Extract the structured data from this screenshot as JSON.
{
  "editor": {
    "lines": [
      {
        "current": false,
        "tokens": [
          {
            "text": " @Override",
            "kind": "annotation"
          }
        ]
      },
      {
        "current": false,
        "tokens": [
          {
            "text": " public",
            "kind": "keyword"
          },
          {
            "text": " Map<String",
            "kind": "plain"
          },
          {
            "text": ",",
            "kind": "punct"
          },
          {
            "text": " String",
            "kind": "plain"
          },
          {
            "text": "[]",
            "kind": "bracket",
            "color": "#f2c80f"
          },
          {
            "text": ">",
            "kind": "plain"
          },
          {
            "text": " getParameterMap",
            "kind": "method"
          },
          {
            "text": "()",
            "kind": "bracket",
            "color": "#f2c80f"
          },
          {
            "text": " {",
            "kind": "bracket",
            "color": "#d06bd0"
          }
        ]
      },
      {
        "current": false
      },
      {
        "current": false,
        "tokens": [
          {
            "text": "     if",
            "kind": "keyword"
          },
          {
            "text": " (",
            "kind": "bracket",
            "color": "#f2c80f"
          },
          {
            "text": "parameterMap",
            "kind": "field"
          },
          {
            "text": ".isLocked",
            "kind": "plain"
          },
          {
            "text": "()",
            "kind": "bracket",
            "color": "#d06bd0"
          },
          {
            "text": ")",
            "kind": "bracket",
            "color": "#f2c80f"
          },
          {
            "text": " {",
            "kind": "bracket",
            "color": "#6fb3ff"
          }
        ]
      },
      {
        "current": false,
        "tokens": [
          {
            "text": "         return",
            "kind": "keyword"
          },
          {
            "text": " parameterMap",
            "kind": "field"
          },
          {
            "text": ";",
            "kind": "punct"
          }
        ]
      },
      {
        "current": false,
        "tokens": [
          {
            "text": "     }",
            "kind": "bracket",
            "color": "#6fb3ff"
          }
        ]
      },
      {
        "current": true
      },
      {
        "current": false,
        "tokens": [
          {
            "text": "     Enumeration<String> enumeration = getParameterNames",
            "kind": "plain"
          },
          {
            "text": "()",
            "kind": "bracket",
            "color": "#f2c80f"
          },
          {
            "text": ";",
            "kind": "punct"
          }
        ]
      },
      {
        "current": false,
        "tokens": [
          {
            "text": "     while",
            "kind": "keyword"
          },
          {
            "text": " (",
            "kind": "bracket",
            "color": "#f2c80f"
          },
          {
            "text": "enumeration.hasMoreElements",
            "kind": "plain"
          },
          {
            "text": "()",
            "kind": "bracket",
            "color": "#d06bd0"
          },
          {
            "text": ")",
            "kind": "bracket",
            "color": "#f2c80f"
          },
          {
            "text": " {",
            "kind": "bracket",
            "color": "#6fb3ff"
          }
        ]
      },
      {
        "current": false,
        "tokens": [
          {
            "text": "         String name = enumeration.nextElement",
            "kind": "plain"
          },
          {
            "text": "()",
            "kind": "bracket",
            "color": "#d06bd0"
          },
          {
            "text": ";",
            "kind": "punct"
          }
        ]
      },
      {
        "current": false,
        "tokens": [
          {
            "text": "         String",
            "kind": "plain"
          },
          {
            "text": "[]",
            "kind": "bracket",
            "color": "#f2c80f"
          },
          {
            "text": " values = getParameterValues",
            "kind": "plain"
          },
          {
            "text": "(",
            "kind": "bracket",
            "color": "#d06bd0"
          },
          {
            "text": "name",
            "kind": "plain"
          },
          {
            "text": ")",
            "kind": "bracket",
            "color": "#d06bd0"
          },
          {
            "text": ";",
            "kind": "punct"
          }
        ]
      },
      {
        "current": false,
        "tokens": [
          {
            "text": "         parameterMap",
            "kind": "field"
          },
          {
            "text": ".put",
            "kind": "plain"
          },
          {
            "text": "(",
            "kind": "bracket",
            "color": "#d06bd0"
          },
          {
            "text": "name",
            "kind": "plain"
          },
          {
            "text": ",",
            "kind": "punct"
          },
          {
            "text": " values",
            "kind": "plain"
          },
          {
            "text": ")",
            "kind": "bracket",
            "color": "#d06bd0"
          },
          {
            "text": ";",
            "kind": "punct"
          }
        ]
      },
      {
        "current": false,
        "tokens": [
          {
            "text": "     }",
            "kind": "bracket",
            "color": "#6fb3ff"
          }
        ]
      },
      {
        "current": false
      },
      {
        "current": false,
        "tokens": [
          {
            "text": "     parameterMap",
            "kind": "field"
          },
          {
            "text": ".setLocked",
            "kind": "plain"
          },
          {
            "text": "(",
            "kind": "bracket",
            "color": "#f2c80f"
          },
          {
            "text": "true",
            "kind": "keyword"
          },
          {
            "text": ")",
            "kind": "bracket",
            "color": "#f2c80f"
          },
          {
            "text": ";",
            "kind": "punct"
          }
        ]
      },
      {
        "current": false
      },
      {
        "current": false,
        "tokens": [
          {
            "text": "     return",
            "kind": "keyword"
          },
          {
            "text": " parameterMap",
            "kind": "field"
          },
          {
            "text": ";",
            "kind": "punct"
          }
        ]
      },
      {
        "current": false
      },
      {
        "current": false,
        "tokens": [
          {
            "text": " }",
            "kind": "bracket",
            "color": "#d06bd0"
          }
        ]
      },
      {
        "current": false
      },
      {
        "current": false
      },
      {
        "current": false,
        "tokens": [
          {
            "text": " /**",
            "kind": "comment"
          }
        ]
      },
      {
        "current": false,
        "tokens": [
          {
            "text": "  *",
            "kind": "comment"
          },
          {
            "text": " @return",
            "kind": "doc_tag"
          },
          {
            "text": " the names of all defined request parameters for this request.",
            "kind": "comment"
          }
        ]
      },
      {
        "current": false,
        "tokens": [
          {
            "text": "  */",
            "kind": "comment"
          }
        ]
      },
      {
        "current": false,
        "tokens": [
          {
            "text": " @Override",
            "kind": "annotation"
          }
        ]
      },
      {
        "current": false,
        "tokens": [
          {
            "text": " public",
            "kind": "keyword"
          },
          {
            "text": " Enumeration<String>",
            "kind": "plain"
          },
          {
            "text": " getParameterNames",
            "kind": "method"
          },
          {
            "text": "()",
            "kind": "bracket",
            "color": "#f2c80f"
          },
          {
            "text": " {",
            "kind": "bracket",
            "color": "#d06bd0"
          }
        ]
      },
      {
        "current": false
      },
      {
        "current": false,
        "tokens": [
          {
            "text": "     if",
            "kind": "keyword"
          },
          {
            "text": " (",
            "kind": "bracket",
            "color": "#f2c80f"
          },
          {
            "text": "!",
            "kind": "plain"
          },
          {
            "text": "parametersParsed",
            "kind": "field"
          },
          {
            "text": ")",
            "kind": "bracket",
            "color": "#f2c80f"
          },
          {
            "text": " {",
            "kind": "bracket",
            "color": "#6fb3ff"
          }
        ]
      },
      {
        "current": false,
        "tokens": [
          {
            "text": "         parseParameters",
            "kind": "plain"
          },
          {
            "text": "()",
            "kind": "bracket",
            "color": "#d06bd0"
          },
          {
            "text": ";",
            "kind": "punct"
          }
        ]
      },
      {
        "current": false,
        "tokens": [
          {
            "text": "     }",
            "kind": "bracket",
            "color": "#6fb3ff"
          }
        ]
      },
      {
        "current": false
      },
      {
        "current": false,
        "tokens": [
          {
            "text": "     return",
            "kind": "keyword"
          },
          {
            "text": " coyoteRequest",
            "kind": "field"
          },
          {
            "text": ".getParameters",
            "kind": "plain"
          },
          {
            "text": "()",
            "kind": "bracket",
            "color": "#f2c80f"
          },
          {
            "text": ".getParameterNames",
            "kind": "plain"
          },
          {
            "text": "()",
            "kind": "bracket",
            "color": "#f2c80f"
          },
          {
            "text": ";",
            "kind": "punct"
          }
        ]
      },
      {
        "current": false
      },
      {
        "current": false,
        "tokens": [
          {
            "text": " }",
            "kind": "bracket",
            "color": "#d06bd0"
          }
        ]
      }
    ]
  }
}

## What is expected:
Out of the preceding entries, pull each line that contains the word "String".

## Response to this task:
            "text": " Map<String",
            "text": " String",
            "text": "     Enumeration<String> enumeration = getParameterNames",
            "text": "         String name = enumeration.nextElement",
            "text": "         String",
            "text": " Enumeration<String>",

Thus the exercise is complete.